Horseshoe bats are the most admired origin of the SARS-CoV-2 pathogen, led by researchers McKees Bonnie of the Pennsylvania State University’s Center for Infectious Disease Dynamics said in a study published Tuesday Nature Microbiology.
The origin of the virus has been at the center of much debate as epidemics continue in economies and the death toll exceeds 654,000. The World Health Organization sent experts to China to study the issue this month as US government officials dismissed speculation that the pathogen had fled from a Chinese laboratory.
Tracing the lineage of the virus is important in an outbreak because it may allow health authorities to isolate the host of the pathogen from the animal, and later help reduce future health crises. Researchers warned that bats may have the ability to spread to other virus lineages in humans.
The findings highlight “Bonnie and coworkers wrote” how difficult it would be to identify viruses likely to have major human outbreaks before they emerged. “This underscores the need for a global network of real-time human disease surveillance systems.”
The research team reconstructed the development of the virus by tracing its recombination history.
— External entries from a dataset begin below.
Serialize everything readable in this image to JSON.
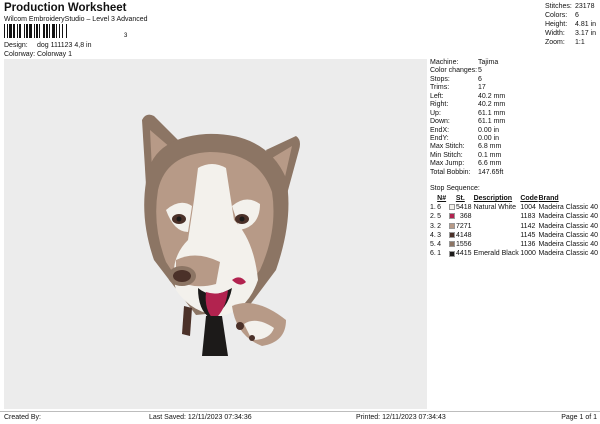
{
  "header": {
    "title": "Production Worksheet",
    "software": "Wilcom EmbroideryStudio – Level 3 Advanced",
    "design_label": "Design:",
    "design_value": "dog 111123 4,8 in",
    "colorway_label": "Colorway:",
    "colorway_value": "Colorway 1",
    "barcode_mark": "3"
  },
  "stats": [
    {
      "label": "Stitches:",
      "value": "23178"
    },
    {
      "label": "Colors:",
      "value": "6"
    },
    {
      "label": "Height:",
      "value": "4.81 in"
    },
    {
      "label": "Width:",
      "value": "3.17 in"
    },
    {
      "label": "Zoom:",
      "value": "1:1"
    }
  ],
  "params": [
    {
      "label": "Machine:",
      "value": "Tajima"
    },
    {
      "label": "Color changes:",
      "value": "5"
    },
    {
      "label": "Stops:",
      "value": "6"
    },
    {
      "label": "Trims:",
      "value": "17"
    },
    {
      "label": "Left:",
      "value": "40.2 mm"
    },
    {
      "label": "Right:",
      "value": "40.2 mm"
    },
    {
      "label": "Up:",
      "value": "61.1 mm"
    },
    {
      "label": "Down:",
      "value": "61.1 mm"
    },
    {
      "label": "EndX:",
      "value": "0.00 in"
    },
    {
      "label": "EndY:",
      "value": "0.00 in"
    },
    {
      "label": "Max Stitch:",
      "value": "6.8 mm"
    },
    {
      "label": "Min Stitch:",
      "value": "0.1 mm"
    },
    {
      "label": "Max Jump:",
      "value": "6.6 mm"
    },
    {
      "label": "Total Bobbin:",
      "value": "147.65ft"
    }
  ],
  "stop_sequence": {
    "title": "Stop Sequence:",
    "headers": {
      "num": "N#",
      "st": "St.",
      "desc": "Description",
      "code": "Code",
      "brand": "Brand"
    },
    "rows": [
      {
        "idx": "1.",
        "num": "6",
        "color": "#f3f1ec",
        "st": "5418",
        "desc": "Natural White",
        "code": "1004",
        "brand": "Madeira Classic 40"
      },
      {
        "idx": "2.",
        "num": "5",
        "color": "#b2234f",
        "st": "368",
        "desc": "",
        "code": "1183",
        "brand": "Madeira Classic 40"
      },
      {
        "idx": "3.",
        "num": "2",
        "color": "#b79a87",
        "st": "7271",
        "desc": "",
        "code": "1142",
        "brand": "Madeira Classic 40"
      },
      {
        "idx": "4.",
        "num": "3",
        "color": "#4b3129",
        "st": "4148",
        "desc": "",
        "code": "1145",
        "brand": "Madeira Classic 40"
      },
      {
        "idx": "5.",
        "num": "4",
        "color": "#8c7564",
        "st": "1556",
        "desc": "",
        "code": "1136",
        "brand": "Madeira Classic 40"
      },
      {
        "idx": "6.",
        "num": "1",
        "color": "#1c1a19",
        "st": "4415",
        "desc": "Emerald Black",
        "code": "1000",
        "brand": "Madeira Classic 40"
      }
    ]
  },
  "footer": {
    "created": "Created By:",
    "saved": "Last Saved: 12/11/2023 07:34:36",
    "printed": "Printed: 12/11/2023 07:34:43",
    "page": "Page 1 of 1"
  }
}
They concluded that the pangolin likely did not act as a host for the virus, although mammals in the skull may have played a role in touching the epidemic simply by transmitting it.